But the duration of prahars changes according to the season with 
the length of the day or of the night. In Malwa the length of a 
prahar varies from 6 to 9 gharls. 

Formerly, the State financial j^ear commenced from Bhadon Badt 
1st; i- e., the day following the full moon of In Samvat 

1908 (a. D 1852) the commencement of the financial year was fixed 
from the entrance of the sun into the constellation of Leo known as 
the Sinha Sankrant, but in 1858 the old method was again adopted. 
In order to make it agree as nearly as possible with the Christian 
months and dates since in 1897 the official year has begun on the 
first of August which usually falls on or near Bhadon Badi 1st. 

The Vikrama Samvat as used in ordinary computation commences 
from 1st Chait Sudl or about 5 months before the financial year, 
thus in 1906 the financial year commenced on August Ist while 
the Vikrama Samvat year 1963 began on March 25th. 

Section VII Means of Communication. 

(Table XV). 

The Rajputana-Malwa and the Godhra-Nagda-Ujiain-Ratlam 
branch of the Bombay Baroda and Central India, 'both traverse the 
State. No stations on the Rajputana-Malwa Railway fall within 
State limits, but Sailana town is connected by a metalled road 
with Namli station on that system. On the Godhra-Nagda-Ujjain- 
Ratlam branch the stations of Raoti with Namli station and Bangrod 
fall within the State, while those at Bilpank, Namli and Runija 
though just beyond the border are also useful. 

The effect of the railway was very noticeable during the famine of 
1899-1900, grain being imported in large quantities from the United 

Though prices rose to 150 per cent, above the ordinary rates, there 
is no doubt they would have risen far higher, but for the railway. 
The opening of railways has not as yet produced a noticeable 
effect in the speech or religion of the people. 
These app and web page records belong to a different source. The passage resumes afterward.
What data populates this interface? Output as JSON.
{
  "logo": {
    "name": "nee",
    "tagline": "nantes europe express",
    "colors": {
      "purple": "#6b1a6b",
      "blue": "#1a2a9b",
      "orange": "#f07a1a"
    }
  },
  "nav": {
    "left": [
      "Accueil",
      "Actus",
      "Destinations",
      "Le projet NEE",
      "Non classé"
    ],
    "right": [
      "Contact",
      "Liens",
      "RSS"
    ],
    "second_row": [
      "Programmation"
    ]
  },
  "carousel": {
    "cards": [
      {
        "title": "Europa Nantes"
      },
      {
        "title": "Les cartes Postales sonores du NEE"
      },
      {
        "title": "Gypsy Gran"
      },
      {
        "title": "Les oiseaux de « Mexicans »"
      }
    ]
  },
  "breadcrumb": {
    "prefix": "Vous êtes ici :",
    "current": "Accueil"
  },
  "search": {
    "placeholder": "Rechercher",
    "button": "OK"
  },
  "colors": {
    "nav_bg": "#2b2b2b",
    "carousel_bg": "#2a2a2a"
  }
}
Only two roads are metalled. One is the feeder road from Namli 
station to the town of Sailana, a distance of about 10 miles, which 
was constructed and is still maintained by Government. 

Measures by 
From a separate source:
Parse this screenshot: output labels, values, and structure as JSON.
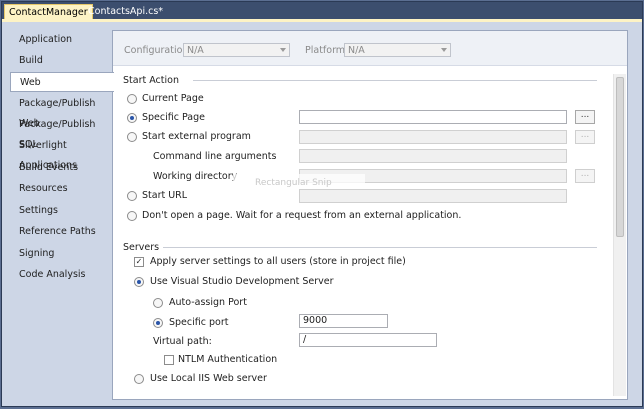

Measures of 
ti me. 


(Table XV). 





Post and 

The other is the Mhow-Nimach high road, also constructed and 
maintained by Government, which passes near Semlaoda, Bilpank 
and Mewasa. 
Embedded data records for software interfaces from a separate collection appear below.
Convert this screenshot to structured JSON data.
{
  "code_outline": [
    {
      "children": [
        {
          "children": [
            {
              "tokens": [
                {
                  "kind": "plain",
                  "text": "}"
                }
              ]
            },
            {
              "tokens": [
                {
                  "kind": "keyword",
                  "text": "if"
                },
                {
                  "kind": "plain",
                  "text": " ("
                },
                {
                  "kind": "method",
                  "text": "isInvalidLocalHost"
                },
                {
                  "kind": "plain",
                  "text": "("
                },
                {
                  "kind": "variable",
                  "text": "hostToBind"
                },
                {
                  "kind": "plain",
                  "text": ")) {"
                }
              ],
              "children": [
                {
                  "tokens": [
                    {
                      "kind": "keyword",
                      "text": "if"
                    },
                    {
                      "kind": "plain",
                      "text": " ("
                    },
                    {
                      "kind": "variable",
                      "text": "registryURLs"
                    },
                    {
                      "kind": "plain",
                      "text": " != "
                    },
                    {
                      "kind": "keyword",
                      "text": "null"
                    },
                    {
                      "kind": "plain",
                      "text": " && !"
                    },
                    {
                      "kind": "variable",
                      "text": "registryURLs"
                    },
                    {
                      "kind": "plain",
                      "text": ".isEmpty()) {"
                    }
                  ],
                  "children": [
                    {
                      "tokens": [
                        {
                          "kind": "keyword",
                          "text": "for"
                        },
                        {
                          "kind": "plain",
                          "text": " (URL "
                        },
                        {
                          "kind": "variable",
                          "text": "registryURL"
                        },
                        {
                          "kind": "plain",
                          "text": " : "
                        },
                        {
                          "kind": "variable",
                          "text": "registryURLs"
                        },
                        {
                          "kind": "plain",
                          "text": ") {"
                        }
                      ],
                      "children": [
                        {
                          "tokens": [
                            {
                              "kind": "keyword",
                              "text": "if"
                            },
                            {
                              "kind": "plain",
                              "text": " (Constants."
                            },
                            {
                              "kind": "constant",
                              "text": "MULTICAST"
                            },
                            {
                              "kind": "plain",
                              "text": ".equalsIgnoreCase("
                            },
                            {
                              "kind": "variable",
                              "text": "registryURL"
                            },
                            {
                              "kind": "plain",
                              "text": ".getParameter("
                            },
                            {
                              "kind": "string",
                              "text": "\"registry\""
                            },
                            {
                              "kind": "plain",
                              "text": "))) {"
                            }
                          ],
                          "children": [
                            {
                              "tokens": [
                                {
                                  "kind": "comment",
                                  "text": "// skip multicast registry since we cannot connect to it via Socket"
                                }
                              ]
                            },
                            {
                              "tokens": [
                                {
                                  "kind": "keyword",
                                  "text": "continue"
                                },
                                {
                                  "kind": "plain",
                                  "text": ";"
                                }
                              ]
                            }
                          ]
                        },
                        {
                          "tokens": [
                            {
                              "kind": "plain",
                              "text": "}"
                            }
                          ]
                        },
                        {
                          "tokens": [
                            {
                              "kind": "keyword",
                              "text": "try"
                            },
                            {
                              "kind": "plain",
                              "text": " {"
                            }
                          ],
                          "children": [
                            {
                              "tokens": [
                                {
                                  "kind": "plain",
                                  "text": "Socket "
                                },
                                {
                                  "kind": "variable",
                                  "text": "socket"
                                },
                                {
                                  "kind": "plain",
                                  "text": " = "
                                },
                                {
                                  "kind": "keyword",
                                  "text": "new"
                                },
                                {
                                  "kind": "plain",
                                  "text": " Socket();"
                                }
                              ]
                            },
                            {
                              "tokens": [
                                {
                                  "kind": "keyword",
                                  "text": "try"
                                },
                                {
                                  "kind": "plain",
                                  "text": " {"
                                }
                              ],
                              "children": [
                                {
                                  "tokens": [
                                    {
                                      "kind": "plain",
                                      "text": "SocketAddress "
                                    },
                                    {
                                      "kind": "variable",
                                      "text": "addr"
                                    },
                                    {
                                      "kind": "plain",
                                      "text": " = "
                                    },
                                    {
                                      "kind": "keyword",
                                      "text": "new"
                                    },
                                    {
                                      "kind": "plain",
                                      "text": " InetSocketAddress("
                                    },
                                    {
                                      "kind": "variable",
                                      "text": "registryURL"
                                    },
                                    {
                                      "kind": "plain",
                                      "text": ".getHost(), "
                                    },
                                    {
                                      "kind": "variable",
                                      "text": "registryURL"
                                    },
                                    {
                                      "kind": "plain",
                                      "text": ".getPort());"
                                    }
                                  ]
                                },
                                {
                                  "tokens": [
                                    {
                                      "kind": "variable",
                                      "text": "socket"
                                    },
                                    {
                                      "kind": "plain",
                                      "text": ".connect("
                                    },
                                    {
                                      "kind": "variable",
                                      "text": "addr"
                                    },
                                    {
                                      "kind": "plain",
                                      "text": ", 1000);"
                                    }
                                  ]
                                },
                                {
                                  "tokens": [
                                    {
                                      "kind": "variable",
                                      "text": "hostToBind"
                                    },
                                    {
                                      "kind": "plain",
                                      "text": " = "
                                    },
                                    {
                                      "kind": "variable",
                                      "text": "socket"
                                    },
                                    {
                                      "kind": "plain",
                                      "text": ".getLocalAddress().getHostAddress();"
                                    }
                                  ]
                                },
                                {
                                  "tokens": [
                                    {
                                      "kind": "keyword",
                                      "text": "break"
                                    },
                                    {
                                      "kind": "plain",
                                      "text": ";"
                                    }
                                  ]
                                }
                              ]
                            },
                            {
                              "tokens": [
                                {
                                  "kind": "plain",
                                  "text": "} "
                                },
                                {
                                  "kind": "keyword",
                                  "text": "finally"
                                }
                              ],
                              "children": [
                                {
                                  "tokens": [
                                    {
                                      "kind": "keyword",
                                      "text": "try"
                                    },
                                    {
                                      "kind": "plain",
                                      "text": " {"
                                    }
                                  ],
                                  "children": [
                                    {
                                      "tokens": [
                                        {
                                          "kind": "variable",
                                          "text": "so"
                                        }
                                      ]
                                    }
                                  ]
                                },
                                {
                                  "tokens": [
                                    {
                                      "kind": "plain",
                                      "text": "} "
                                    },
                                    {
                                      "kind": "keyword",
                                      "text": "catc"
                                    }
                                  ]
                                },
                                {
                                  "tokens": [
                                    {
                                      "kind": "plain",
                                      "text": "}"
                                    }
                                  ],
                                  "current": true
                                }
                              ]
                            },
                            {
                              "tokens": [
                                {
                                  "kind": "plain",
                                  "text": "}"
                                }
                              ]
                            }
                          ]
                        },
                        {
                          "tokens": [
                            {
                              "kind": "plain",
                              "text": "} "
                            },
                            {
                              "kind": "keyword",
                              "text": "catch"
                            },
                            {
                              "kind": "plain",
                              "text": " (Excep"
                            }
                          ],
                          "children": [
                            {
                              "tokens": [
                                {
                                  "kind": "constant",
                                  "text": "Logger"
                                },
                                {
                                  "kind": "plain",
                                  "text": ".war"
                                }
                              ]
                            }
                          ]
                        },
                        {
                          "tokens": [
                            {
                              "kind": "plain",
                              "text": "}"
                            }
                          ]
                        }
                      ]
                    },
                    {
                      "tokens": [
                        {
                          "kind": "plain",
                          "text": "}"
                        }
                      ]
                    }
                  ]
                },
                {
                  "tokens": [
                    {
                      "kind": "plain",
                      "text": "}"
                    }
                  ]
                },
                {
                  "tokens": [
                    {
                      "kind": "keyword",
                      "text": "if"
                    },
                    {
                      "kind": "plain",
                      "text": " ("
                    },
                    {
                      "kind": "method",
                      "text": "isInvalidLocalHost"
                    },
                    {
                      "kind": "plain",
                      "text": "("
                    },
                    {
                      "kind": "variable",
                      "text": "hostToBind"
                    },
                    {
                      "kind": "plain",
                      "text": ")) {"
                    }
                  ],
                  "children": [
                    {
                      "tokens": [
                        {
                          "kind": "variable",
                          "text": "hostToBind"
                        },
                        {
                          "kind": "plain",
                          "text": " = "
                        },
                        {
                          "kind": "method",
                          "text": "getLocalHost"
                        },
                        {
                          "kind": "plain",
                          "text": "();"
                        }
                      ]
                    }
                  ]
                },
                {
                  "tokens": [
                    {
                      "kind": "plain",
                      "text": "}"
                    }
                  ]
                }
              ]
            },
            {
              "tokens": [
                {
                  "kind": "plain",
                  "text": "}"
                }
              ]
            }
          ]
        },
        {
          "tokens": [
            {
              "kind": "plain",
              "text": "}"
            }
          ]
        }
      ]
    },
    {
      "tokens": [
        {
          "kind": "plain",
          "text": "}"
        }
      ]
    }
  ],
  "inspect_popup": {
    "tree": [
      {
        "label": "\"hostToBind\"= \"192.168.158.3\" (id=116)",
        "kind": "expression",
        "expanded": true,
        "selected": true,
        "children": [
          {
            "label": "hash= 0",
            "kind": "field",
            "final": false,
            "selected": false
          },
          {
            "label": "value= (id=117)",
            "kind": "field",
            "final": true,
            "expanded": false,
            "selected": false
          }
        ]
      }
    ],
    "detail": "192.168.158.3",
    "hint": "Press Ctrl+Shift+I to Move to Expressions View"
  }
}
Damnls (carts) drawn by a pair of bullocks are used by passengers 
conveyances between Sailanaand Namli station and country chJiakras 
for transporting goods along all roads . 

Two Public Works Department inspection bungalows are situated 
in the State, one at Sailana at the end of the feeder road from Namli 
and the other at Mewasa between Jaora and Namli on the Mhow- 
Nimach road. 

Imperial post offices have been opened at Sailana, Bangrod and 
Raoti. There is no State postal system. The only telegraph offices 
are those at the railway stations of Bangrod and Raoti within State 
limits and at Namli 10 miles from Sailana town and at Naugawan 
about two miles from Bilpank village. 

Section VIII : —Famine. 

(Table XXX). 

As the crops are entirely dependent on timely rainfall, a failure of 
the rains always means scarcity or famine, * 

The only famine which the State is known to have experienced is 
that of 1899-1900. 

Rain fell plentifully in June and the first week of July, when over 
1 1 inches had been recorded, prospects were good and grain cheap, 
wheat selling at 16i seers per rupee and maize and other grains at 
about 24 seers. At the end of July the rain suddenly stopped only 
19 cents of scattered rain falling during August. Prices at once 
began to rise, the rates in October being, wheat 8i and maize and 
gram 9 seers each. The khanf crops yielded a very poor out-turn 
only 50 per cent, of the maize crop being received. No rain fell in 
October and famine soon declared itself. 

It was then necessary to take measures to cope with the calamity. 
The local grain dealers, contented themselves with importing such 
grains as they could obtain from Ratlam, where the market was daily 
getting stiffer and prices were rising rapidly. The Bhils and even 
the peaceful cultivators, who had lost all means of subsistence* were 
driven to committing crimes. In Raoti armed bands of Bhils from 
Kusalgarh and Jhabua were raiding in all directions, and the regular 
and irregular forces of the State available for Raoti could with 
difficulty keep order. Cattle were, moreover, dying from starvation, 
while large numbers were killed by the Bhils for food. At the same 
time emigrants from M